▶ DIRECTIONS
Restate the records below word for word, and omit the images they hold.

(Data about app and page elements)
________________

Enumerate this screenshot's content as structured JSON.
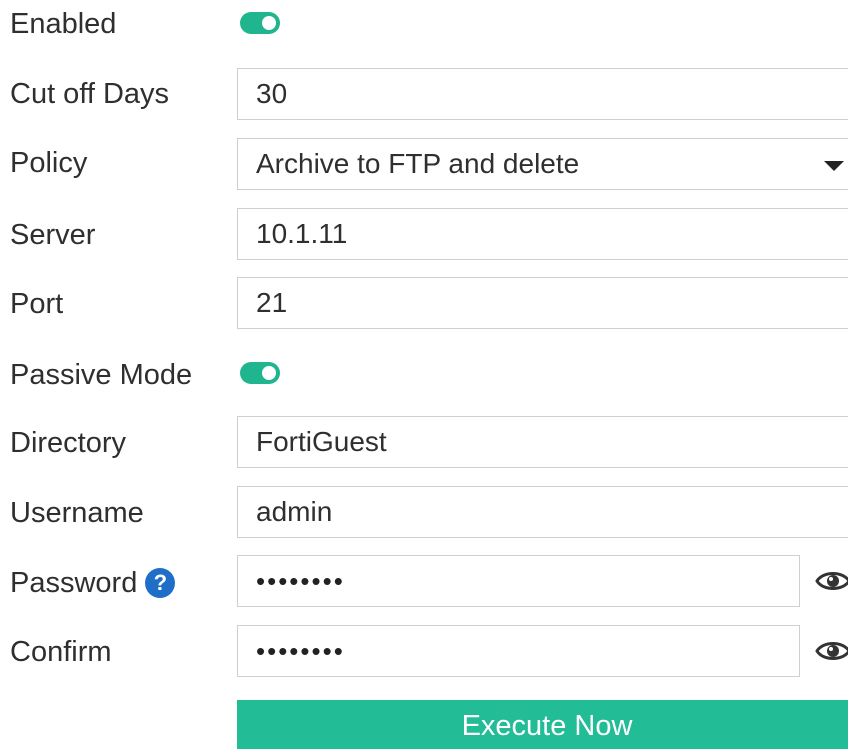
{
  "form": {
    "enabled": {
      "label": "Enabled",
      "value": true
    },
    "cutoff_days": {
      "label": "Cut off Days",
      "value": "30"
    },
    "policy": {
      "label": "Policy",
      "value": "Archive to FTP and delete"
    },
    "server": {
      "label": "Server",
      "value": "10.1.11"
    },
    "port": {
      "label": "Port",
      "value": "21"
    },
    "passive_mode": {
      "label": "Passive Mode",
      "value": true
    },
    "directory": {
      "label": "Directory",
      "value": "FortiGuest"
    },
    "username": {
      "label": "Username",
      "value": "admin"
    },
    "password": {
      "label": "Password",
      "masked": "••••••••",
      "help_icon": "question-circle-icon",
      "reveal_icon": "eye-icon"
    },
    "confirm": {
      "label": "Confirm",
      "masked": "••••••••",
      "reveal_icon": "eye-icon"
    },
    "execute_button": {
      "label": "Execute Now"
    }
  },
  "colors": {
    "toggle_on": "#1fb68f",
    "button": "#22bc97",
    "help_icon": "#1f6fc9",
    "field_border": "#cfcfcf"
  }
}
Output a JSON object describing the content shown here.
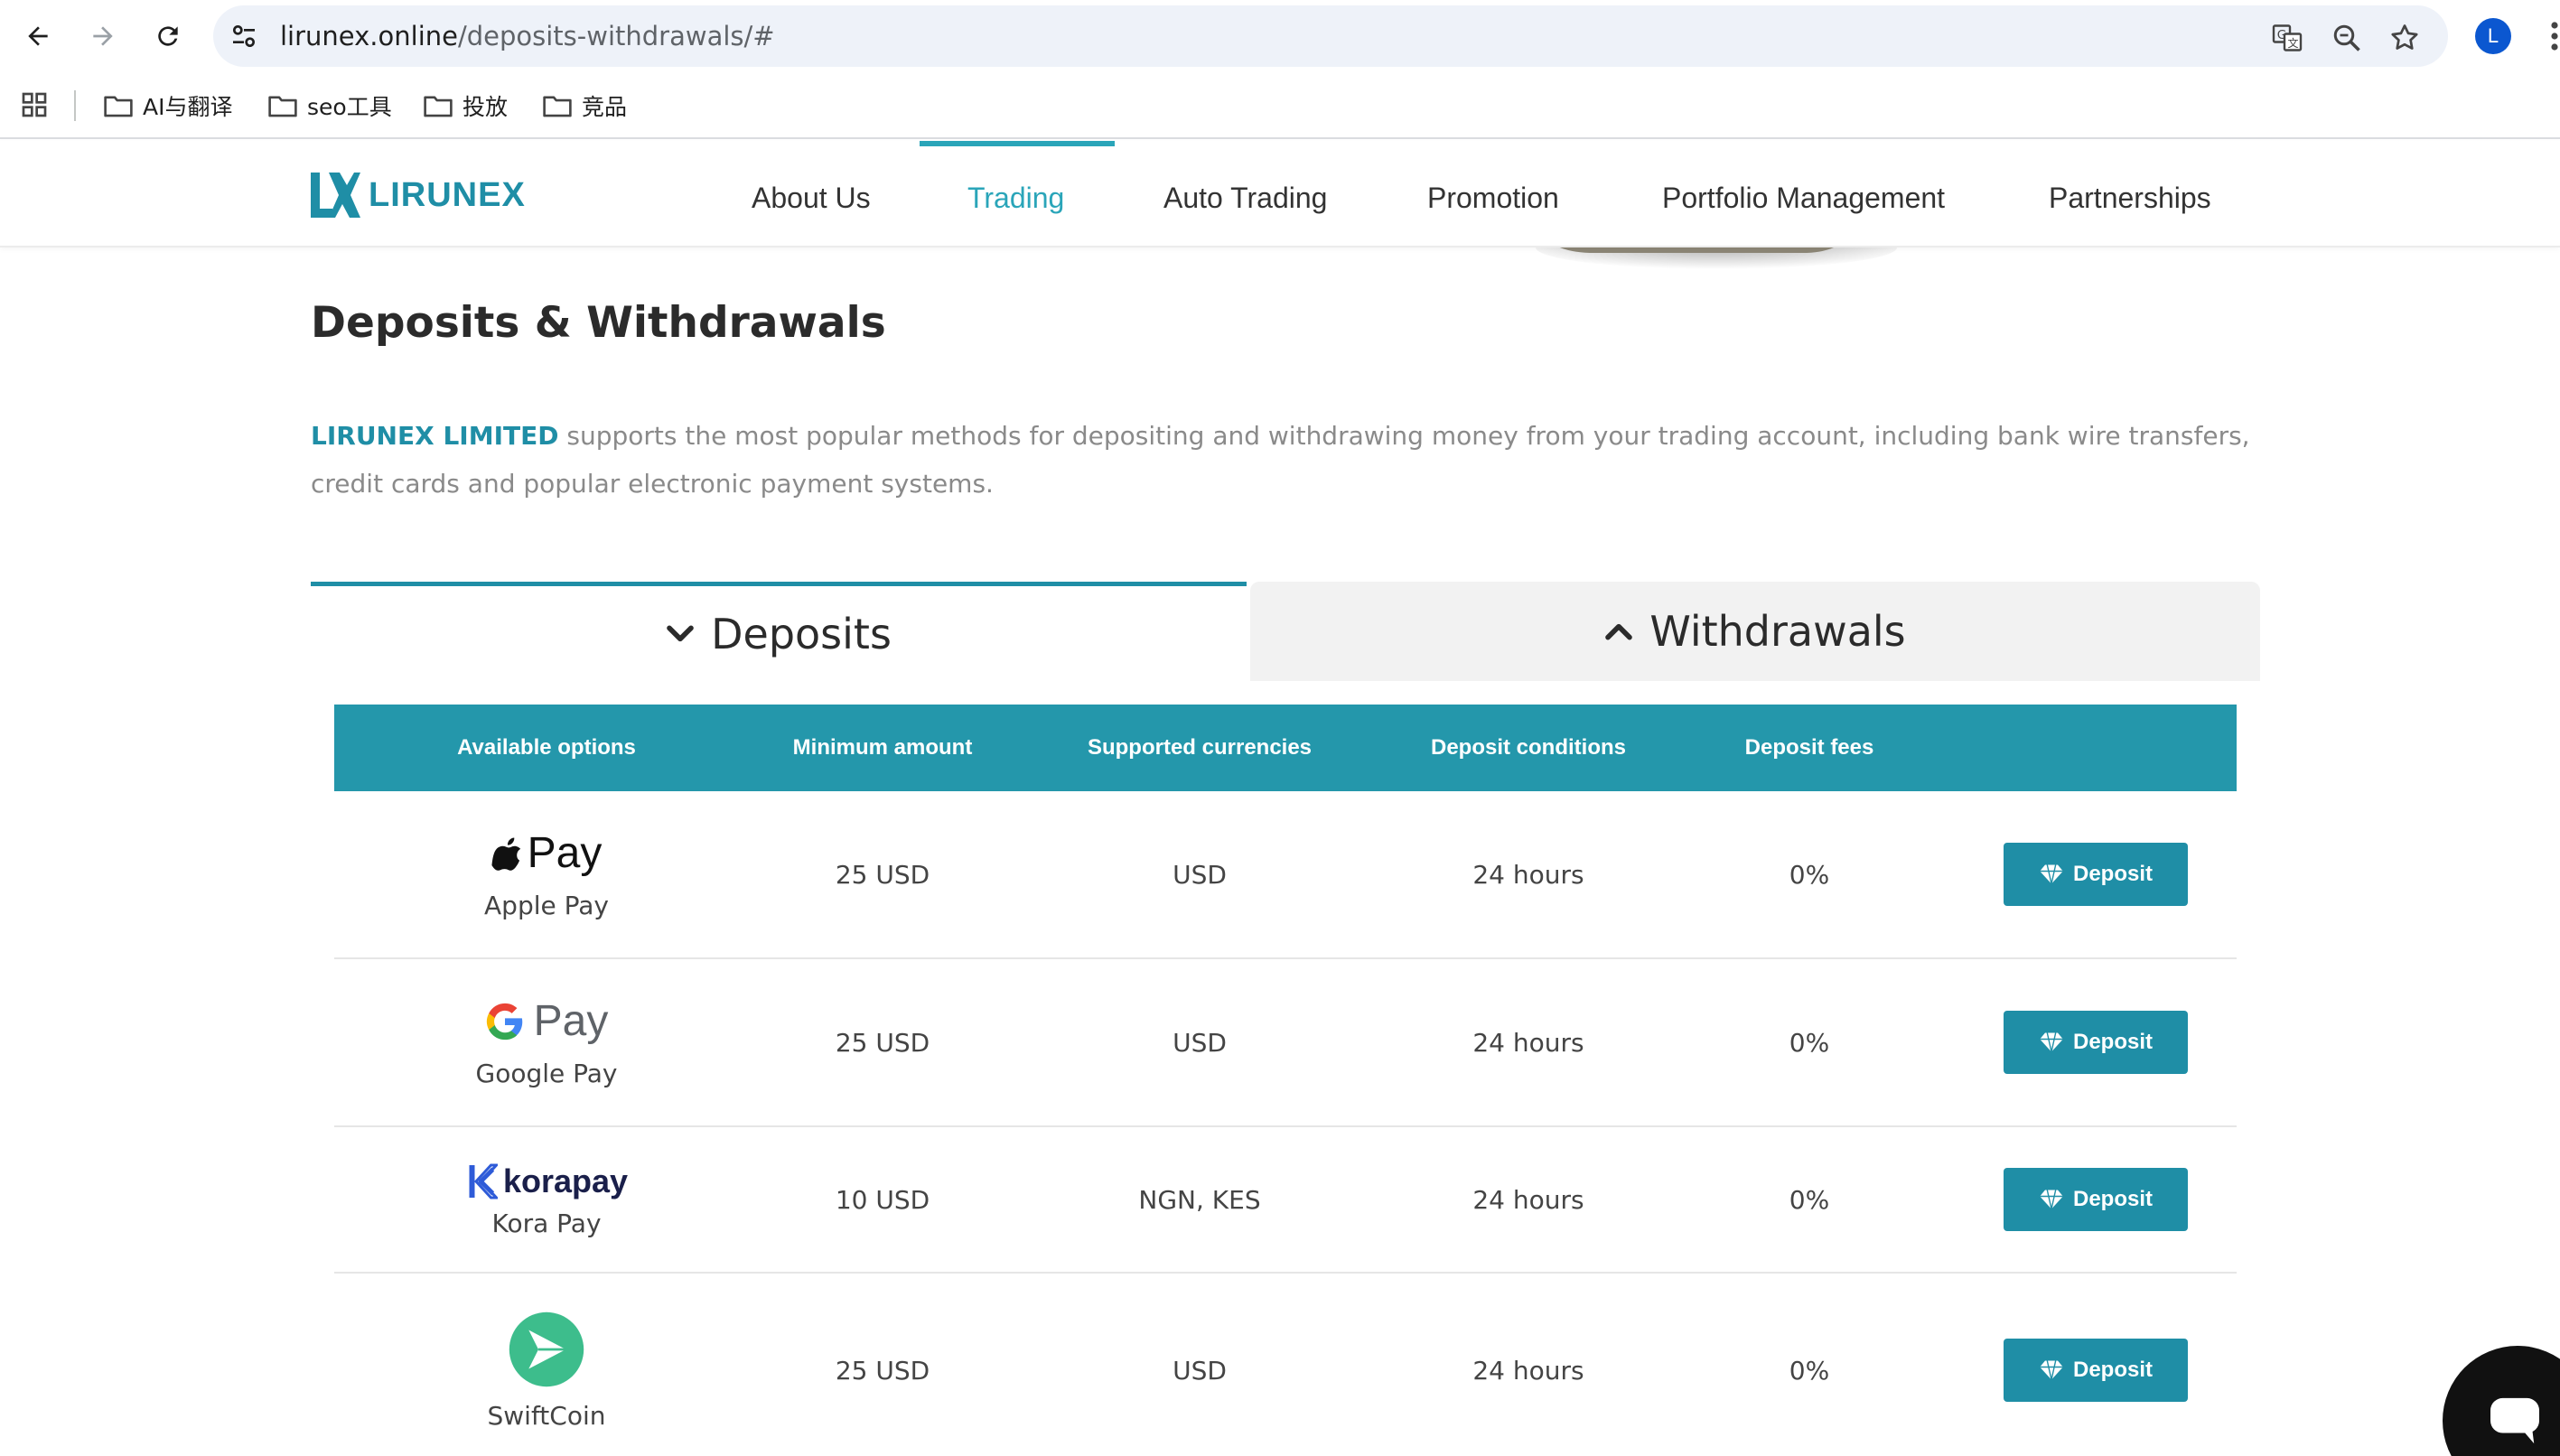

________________

▶ EXERCISE RESULT
Enumerate this screenshot's content as structured JSON.
{
  "form": {
    "enabled": {
      "label": "Enabled",
      "value": true
    },
    "cutoff_days": {
      "label": "Cut off Days",
      "value": "30"
    },
    "policy": {
      "label": "Policy",
      "value": "Archive to FTP and delete"
    },
    "server": {
      "label": "Server",
      "value": "10.1.11"
    },
    "port": {
      "label": "Port",
      "value": "21"
    },
    "passive_mode": {
      "label": "Passive Mode",
      "value": true
    },
    "directory": {
      "label": "Directory",
      "value": "FortiGuest"
    },
    "username": {
      "label": "Username",
      "value": "admin"
    },
    "password": {
      "label": "Password",
      "masked": "••••••••",
      "help_icon": "question-circle-icon",
      "reveal_icon": "eye-icon"
    },
    "confirm": {
      "label": "Confirm",
      "masked": "••••••••",
      "reveal_icon": "eye-icon"
    },
    "execute_button": {
      "label": "Execute Now"
    }
  },
  "colors": {
    "toggle_on": "#1fb68f",
    "button": "#22bc97",
    "help_icon": "#1f6fc9",
    "field_border": "#cfcfcf"
  }
}
Output a JSON object describing the content shown here.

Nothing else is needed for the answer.